cloud image security

cloud image security

Cyber attackers recently posted nude photos of a number of celebrities, most notably Jennifer Lawrence. The hack set the media ablaze and sparked widespread victim blaming. Many media personalities said that if celebrities didn’t want intimate photos leaked, they shouldn’t take them at all. Those who are calling for an “abstinence only” approach to sexually explicit photos are missing the larger point.

The vulnerabilities that allowed hackers to obtain celebrity photos could also allow access to photos of families and their children. The real question isn’t whether people should snap nude photos; the question is whether anything is safe in the cloud. Fortunately, with a few simple precautions, most people can keep their images safe.

How the Hack Occurred

An image forum called 4chan was born in the early days of the Internet. By 2006, 4chan was a hotbed for hackers and child pornography. In August 23, 4chan’s own users launched a DDoS attack against the site. Many users migrated to a new image forum called AnonIB to post explicit material, including celebrity pornography and child pornography.

The FBI raided the forum’s administrators and servers, putting the site out of commission for a while. In early 2014, the forum reappeared, and users started posting again. One AnonIB board, called /stol/ board, became a meeting place for iCloud hackers. They posted about breaking into iCloud accounts and using file-retrieval software to download sensitive photos. Attackers gained access to iCloud accounts by guessing both user passwords and answers to users’ security questions. They copied photos and then shared them on AnonIB’s stolen photos board.
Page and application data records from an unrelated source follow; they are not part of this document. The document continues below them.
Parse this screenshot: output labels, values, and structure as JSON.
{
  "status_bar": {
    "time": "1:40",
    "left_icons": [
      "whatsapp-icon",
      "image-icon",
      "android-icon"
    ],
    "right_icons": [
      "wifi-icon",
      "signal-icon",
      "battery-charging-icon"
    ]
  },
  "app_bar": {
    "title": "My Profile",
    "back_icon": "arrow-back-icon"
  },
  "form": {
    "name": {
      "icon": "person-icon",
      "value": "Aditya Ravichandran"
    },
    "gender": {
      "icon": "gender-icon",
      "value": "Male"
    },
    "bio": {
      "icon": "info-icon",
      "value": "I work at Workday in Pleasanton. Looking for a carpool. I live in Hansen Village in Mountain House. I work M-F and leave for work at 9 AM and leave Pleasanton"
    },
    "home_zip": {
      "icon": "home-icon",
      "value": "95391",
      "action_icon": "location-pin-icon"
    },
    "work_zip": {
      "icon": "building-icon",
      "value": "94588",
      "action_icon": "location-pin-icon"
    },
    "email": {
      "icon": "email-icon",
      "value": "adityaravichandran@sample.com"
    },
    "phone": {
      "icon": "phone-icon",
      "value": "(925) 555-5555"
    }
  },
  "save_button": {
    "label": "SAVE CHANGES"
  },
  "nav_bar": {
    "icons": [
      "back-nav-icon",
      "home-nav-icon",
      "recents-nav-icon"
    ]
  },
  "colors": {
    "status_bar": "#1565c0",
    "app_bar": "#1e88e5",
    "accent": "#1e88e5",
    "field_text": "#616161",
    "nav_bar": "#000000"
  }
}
Image security in the cloud

Here’s Where Things Get Creepy

This most recent round of celebrity photo leaks has raised serious questions about cloud computing security. However, stronger passwords and smarter security question answers would have prevented the leaks from happening. The photos were traced back to an account that went by the user name “OriginalGuy.” According to posts made to AnonIB, the users behind OriginalGuy worked as a team to obtain these photos. They viewed themselves as collectors charged with obtaining and disseminating celebrity pornography.

The OriginalGuy team stole celebrity photos, but other attackers are much more interested in things like bank account numbers and intellectual property. When someone uses the same password on both an iCloud account and an online banking account, they make themselves vulnerable to losing far more than their sensitive photos. Instead of blaming the victims, it’s time for consumers, businesses, and the media to get serious about password security. People who are especially vulnerable to hackers, like celebrities, should also start using more secure cloud service providers.

Image security in the cloud

How to Keep Photos Safe in the Cloud

When consumers and businesses use a product en masse, hackers can gain a lot by attacking the product. That’s why celebrities, according to security experts, should avoid consumer-grade services like iCloud and Dropbox in favor of more advanced cloud service providers with a top-notch cloud security infrastructure. For less appealing targets like the rest of us, securely storing sensitive images isn’t too difficult. A few simple precautions should ensure that photos stay safe in the cloud:

  • Picking a good password. Anyone who uses a cloud service — and everyone does, whether they realize it or not — should choose a unique, secure password for every online account. Secure passwords contain a mix of upper and lower-case letters, numerals, and symbols. “Password” is a bad password. So is “123456.”
  • Using not-so-straightforward security answers. Even if someone’s favorite cat is named Fluffy, Fluffy might not be the smartest answer to security questions. Instead, users should consider more complex answers, like “FluffyLives1808” or something both unusual and easy to remember.
  • Ensuring encryption. Encrypting files on devices and in the cloud makes them inaccessible to potential hackers. Additionally, people who enjoy sexting as part of their intimate lives can sign up for an upcoming app called Glimpse, which will encrypt messages so that only recipients can see them and then delete messages from its servers after transmitting them.

People should always remember that photos don’t just stay on mobile phones. They usually sync automatically both to the cloud and to other linked devices. In addition to taking security precautions, people should review and delete photos from iCloud. They can encrypt them and store them locally on a hard drive, USB drive, CD-ROM, or encrypted device.


Jennifer Lawrence image by MingleMediaTV from Wikimedia Commons